I suspect the dominant consideration for voters of Kadima, NU/NRP, Israel Beitenu and Labour was their stance on the future settlement with the Palestinians (or lack thereof). Most votes for the "Pensioner party" are from people who thought that all the other parties will end up at the same settlement and were therefore protesting. It's true that this is an entitlement party but I doubt more than a handful of their voters know anything about their platform and their candidates.

Labour is trying to return to its socialist roots, and don't forget that it is the socialist movement that actually created the state, but I'm not sure that that's why the got their votes.

We do have some true entitlement parties, especially the ultra-orthodox ones. For many years it was the (correct, IMO) policy of both major parties to bribe them with entitlements in return for support in the political arena. In recent years these parties became right-wing and as a consequence have lost their bargaining chip and their entitlments.
3.29.2006 11:18am
Seth Gordon (mail) (www):

It is true that the Shas Party's (13 seats) main goal is to increase transfer payments to its constituency (highly religious Sephardic Jews), but they do not usually take strong positions on broader social and economic policy issues,...

I have trouble seeing how a legislator from any non-Shas party will vote for policies that give special benefits to Shas's constituents and vote for policies that expose his or her own constituents to the risks of the free market.
3.29.2006 12:26pm
Hugh Rice (mail):
To my mind, this whole debate about whether these elections signal a turn toward socialist policies couldn't be more irrelevant. Who cares, after all? Is this the sort of thing that will derail world trade? Aren't there more important objectives to be achieved in Israel anyway? The concern that has been expressed about this issue seems to suggest that some of you are perhaps a little to blinded by your ideological preferences.
3.29.2006 1:09pm
JosephSlater (mail):
Hey:

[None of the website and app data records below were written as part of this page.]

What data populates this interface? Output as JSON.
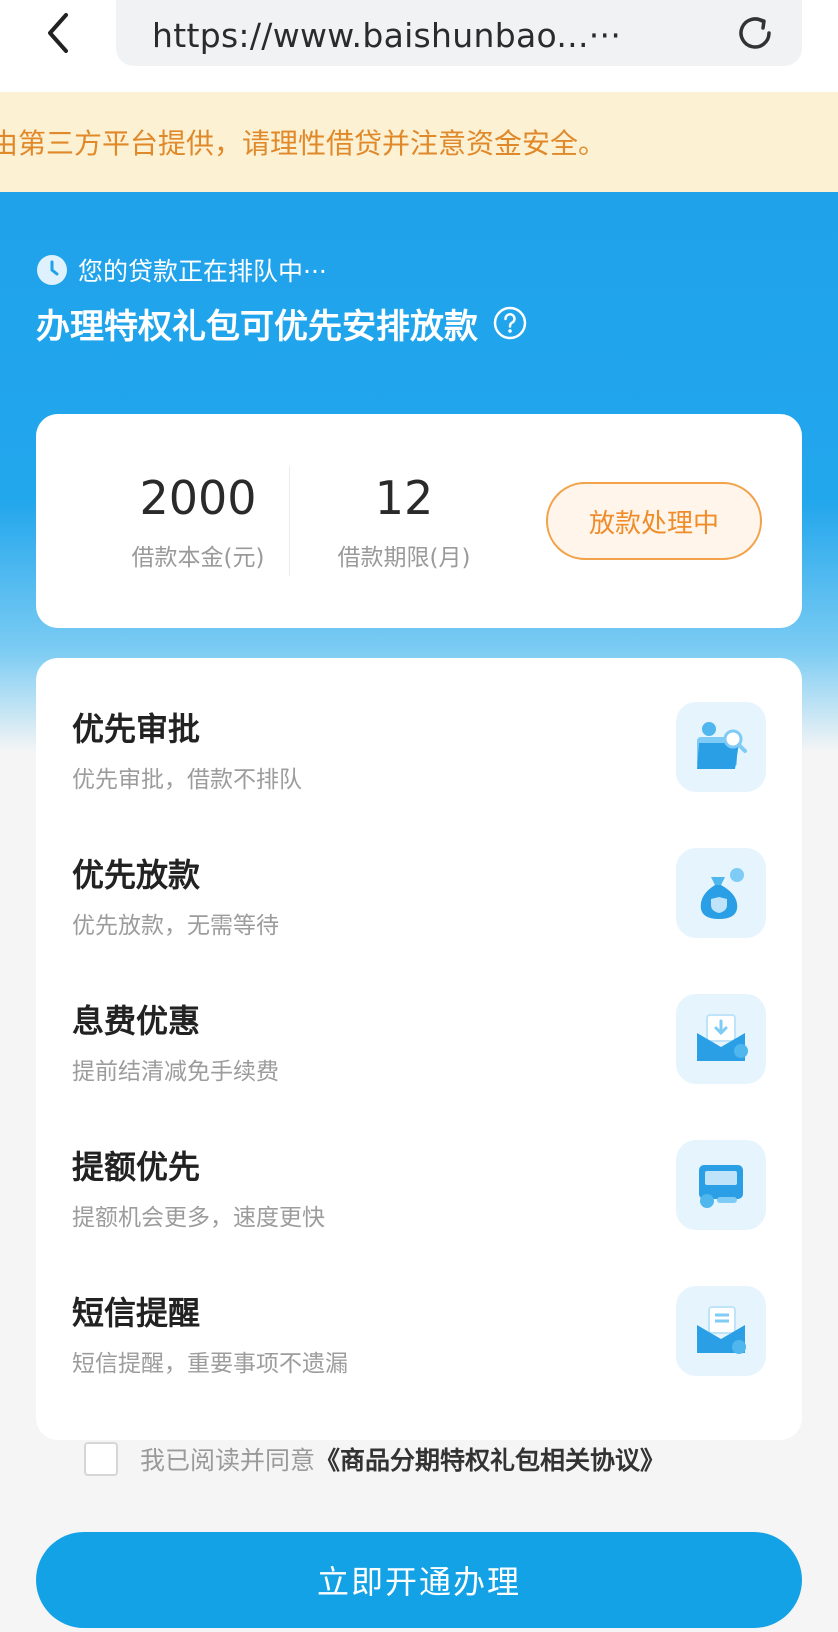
{
  "browser": {
    "url": "https://www.baishunbao...···"
  },
  "notice": {
    "text": "由第三方平台提供，请理性借贷并注意资金安全。"
  },
  "hero": {
    "queue_text": "您的贷款正在排队中···",
    "title": "办理特权礼包可优先安排放款"
  },
  "loan": {
    "principal_value": "2000",
    "principal_label": "借款本金(元)",
    "term_value": "12",
    "term_label": "借款期限(月)",
    "status_label": "放款处理中"
  },
  "features": [
    {
      "title": "优先审批",
      "desc": "优先审批，借款不排队",
      "icon": "folder-search-icon"
    },
    {
      "title": "优先放款",
      "desc": "优先放款，无需等待",
      "icon": "money-bag-icon"
    },
    {
      "title": "息费优惠",
      "desc": "提前结清减免手续费",
      "icon": "envelope-coin-icon"
    },
    {
      "title": "提额优先",
      "desc": "提额机会更多，速度更快",
      "icon": "card-coin-icon"
    },
    {
      "title": "短信提醒",
      "desc": "短信提醒，重要事项不遗漏",
      "icon": "message-coin-icon"
    }
  ],
  "agreement": {
    "prefix": "我已阅读并同意",
    "link": "《商品分期特权礼包相关协议》"
  },
  "cta": {
    "label": "立即开通办理"
  },
  "colors": {
    "primary_blue": "#14a2e6",
    "notice_bg": "#fdf1d3",
    "notice_text": "#e0892a",
    "status_orange": "#f08c2a"
  }
}
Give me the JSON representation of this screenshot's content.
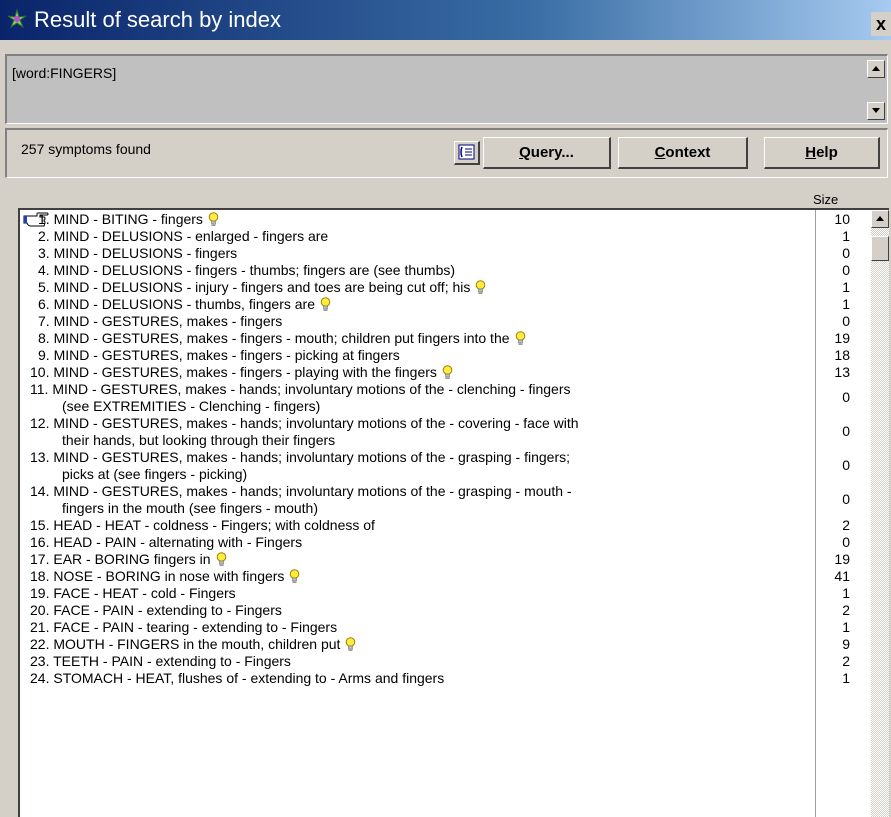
{
  "window": {
    "title": "Result of search by index",
    "close_label": "x"
  },
  "query": {
    "text": "[word:FINGERS]"
  },
  "toolbar": {
    "found_text": "257 symptoms found",
    "query_label_u": "Q",
    "query_label_rest": "uery...",
    "context_label_u": "C",
    "context_label_rest": "ontext",
    "help_label_u": "H",
    "help_label_rest": "elp"
  },
  "list": {
    "size_header": "Size",
    "rows": [
      {
        "num": "1.",
        "text": "MIND - BITING - fingers",
        "bulb": true,
        "size": "10",
        "selected": true
      },
      {
        "num": "2.",
        "text": "MIND - DELUSIONS - enlarged - fingers are",
        "bulb": false,
        "size": "1"
      },
      {
        "num": "3.",
        "text": "MIND - DELUSIONS - fingers",
        "bulb": false,
        "size": "0"
      },
      {
        "num": "4.",
        "text": "MIND - DELUSIONS - fingers - thumbs; fingers are (see thumbs)",
        "bulb": false,
        "size": "0"
      },
      {
        "num": "5.",
        "text": "MIND - DELUSIONS - injury - fingers and toes are being cut off; his",
        "bulb": true,
        "size": "1"
      },
      {
        "num": "6.",
        "text": "MIND - DELUSIONS - thumbs, fingers are",
        "bulb": true,
        "size": "1"
      },
      {
        "num": "7.",
        "text": "MIND - GESTURES, makes - fingers",
        "bulb": false,
        "size": "0"
      },
      {
        "num": "8.",
        "text": "MIND - GESTURES, makes - fingers - mouth; children put fingers into the",
        "bulb": true,
        "size": "19"
      },
      {
        "num": "9.",
        "text": "MIND - GESTURES, makes - fingers - picking at fingers",
        "bulb": false,
        "size": "18"
      },
      {
        "num": "10.",
        "text": "MIND - GESTURES, makes - fingers - playing with the fingers",
        "bulb": true,
        "size": "13"
      },
      {
        "num": "11.",
        "text": "MIND - GESTURES, makes - hands; involuntary motions of the - clenching - fingers",
        "text2": "(see EXTREMITIES - Clenching - fingers)",
        "bulb": false,
        "size": "0"
      },
      {
        "num": "12.",
        "text": "MIND - GESTURES, makes - hands; involuntary motions of the - covering - face with",
        "text2": "their hands, but looking through their fingers",
        "bulb": false,
        "size": "0"
      },
      {
        "num": "13.",
        "text": "MIND - GESTURES, makes - hands; involuntary motions of the - grasping - fingers;",
        "text2": "picks at (see fingers - picking)",
        "bulb": false,
        "size": "0"
      },
      {
        "num": "14.",
        "text": "MIND - GESTURES, makes - hands; involuntary motions of the - grasping - mouth -",
        "text2": "fingers in the mouth (see fingers - mouth)",
        "bulb": false,
        "size": "0"
      },
      {
        "num": "15.",
        "text": "HEAD - HEAT - coldness - Fingers; with coldness of",
        "bulb": false,
        "size": "2"
      },
      {
        "num": "16.",
        "text": "HEAD - PAIN - alternating with - Fingers",
        "bulb": false,
        "size": "0"
      },
      {
        "num": "17.",
        "text": "EAR - BORING fingers in",
        "bulb": true,
        "size": "19"
      },
      {
        "num": "18.",
        "text": "NOSE - BORING in nose with fingers",
        "bulb": true,
        "size": "41"
      },
      {
        "num": "19.",
        "text": "FACE - HEAT - cold - Fingers",
        "bulb": false,
        "size": "1"
      },
      {
        "num": "20.",
        "text": "FACE - PAIN - extending to - Fingers",
        "bulb": false,
        "size": "2"
      },
      {
        "num": "21.",
        "text": "FACE - PAIN - tearing - extending to - Fingers",
        "bulb": false,
        "size": "1"
      },
      {
        "num": "22.",
        "text": "MOUTH - FINGERS in the mouth, children put",
        "bulb": true,
        "size": "9"
      },
      {
        "num": "23.",
        "text": "TEETH - PAIN - extending to - Fingers",
        "bulb": false,
        "size": "2"
      },
      {
        "num": "24.",
        "text": "STOMACH - HEAT, flushes of - extending to - Arms and fingers",
        "bulb": false,
        "size": "1"
      }
    ]
  },
  "icons": {
    "title": "app-icon",
    "pointer": "pointing-hand-icon",
    "hint": "lightbulb-icon",
    "list_view": "list-view-icon"
  }
}
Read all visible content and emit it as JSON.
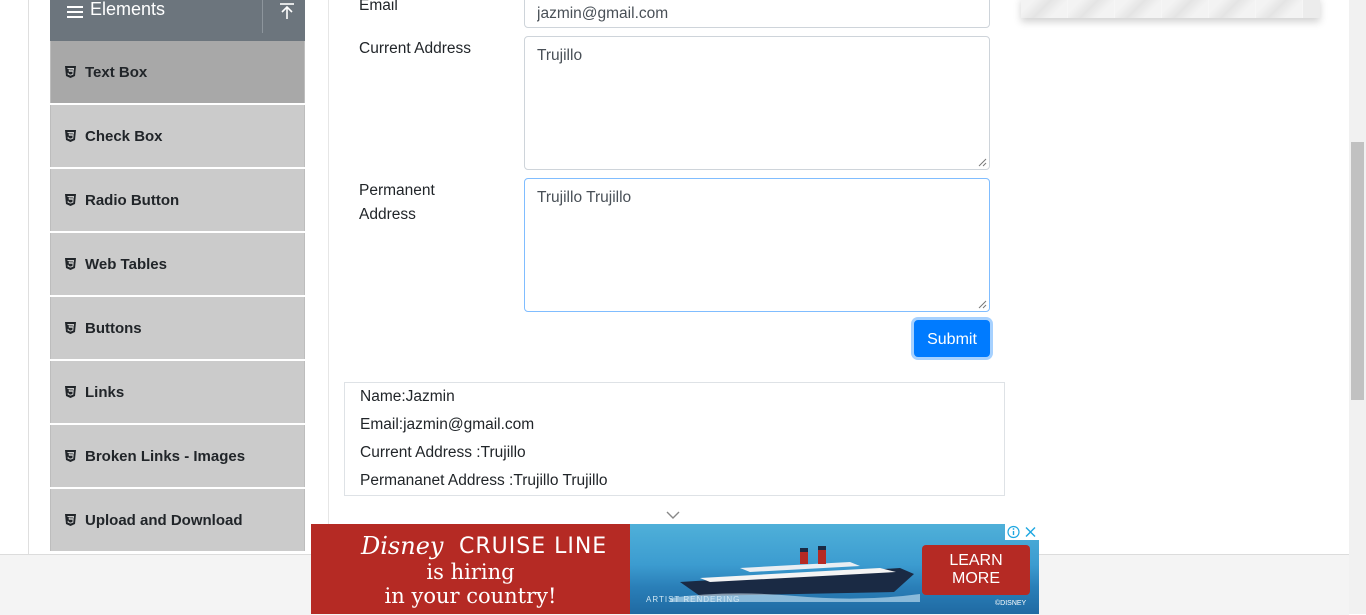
{
  "sidebar": {
    "group_title": "Elements",
    "items": [
      {
        "label": "Text Box",
        "active": true
      },
      {
        "label": "Check Box",
        "active": false
      },
      {
        "label": "Radio Button",
        "active": false
      },
      {
        "label": "Web Tables",
        "active": false
      },
      {
        "label": "Buttons",
        "active": false
      },
      {
        "label": "Links",
        "active": false
      },
      {
        "label": "Broken Links - Images",
        "active": false
      },
      {
        "label": "Upload and Download",
        "active": false
      }
    ]
  },
  "form": {
    "email": {
      "label": "Email",
      "value": "jazmin@gmail.com"
    },
    "current_address": {
      "label": "Current Address",
      "value": "Trujillo"
    },
    "permanent_address": {
      "label_line1": "Permanent",
      "label_line2": "Address",
      "value": "Trujillo Trujillo"
    },
    "submit_label": "Submit"
  },
  "output": {
    "name": "Name:Jazmin",
    "email": "Email:jazmin@gmail.com",
    "current_address": "Current Address :Trujillo",
    "permanent_address": "Permananet Address :Trujillo Trujillo"
  },
  "ad": {
    "brand": "Disney",
    "brand_line": "CRUISE LINE",
    "headline_line1": "is hiring",
    "headline_line2": "in your country!",
    "cta_line1": "LEARN",
    "cta_line2": "MORE",
    "footnote": "ARTIST RENDERING",
    "copyright": "©DISNEY",
    "colors": {
      "red": "#b52a24",
      "sea": "#3c9cd0"
    }
  },
  "colors": {
    "primary": "#007bff",
    "sidebar_header": "#6c757d",
    "menu_item": "#cbcbcb",
    "menu_item_active": "#a8a8a8"
  }
}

Thanks for the helpful response. Actually, I meant causes like the right to organize unions and other workers' rights provisions, women's rights, anti-poverty programs that actually work, gay and lesbian rights today, and many other fine liberal-left causes that have made the world a better place.
3.29.2006 4:05pm
amechad (mail) (www):
Shinui both lost because many formerly Shinui voters went to Kadima but also because their economic platform got ignored (as even Shinui politicians came out against Netanyahu's programs for political gains) in favor of relentless and discriminatory attacks against the foundations of the religion and state status quo. Not to defend many of the policies of the haredi (ultra-Orthodox) population, but Shinui spent too much time attacking the haredim and offending the religious and traditional sensibilities of the 80-percent of Israel's Jewish population which does not identify as anti-religious. There were other ways for them to support a liberalization in religion and the economy. They chose to let hatred take over their platform instead.
3.31.2006 9:24am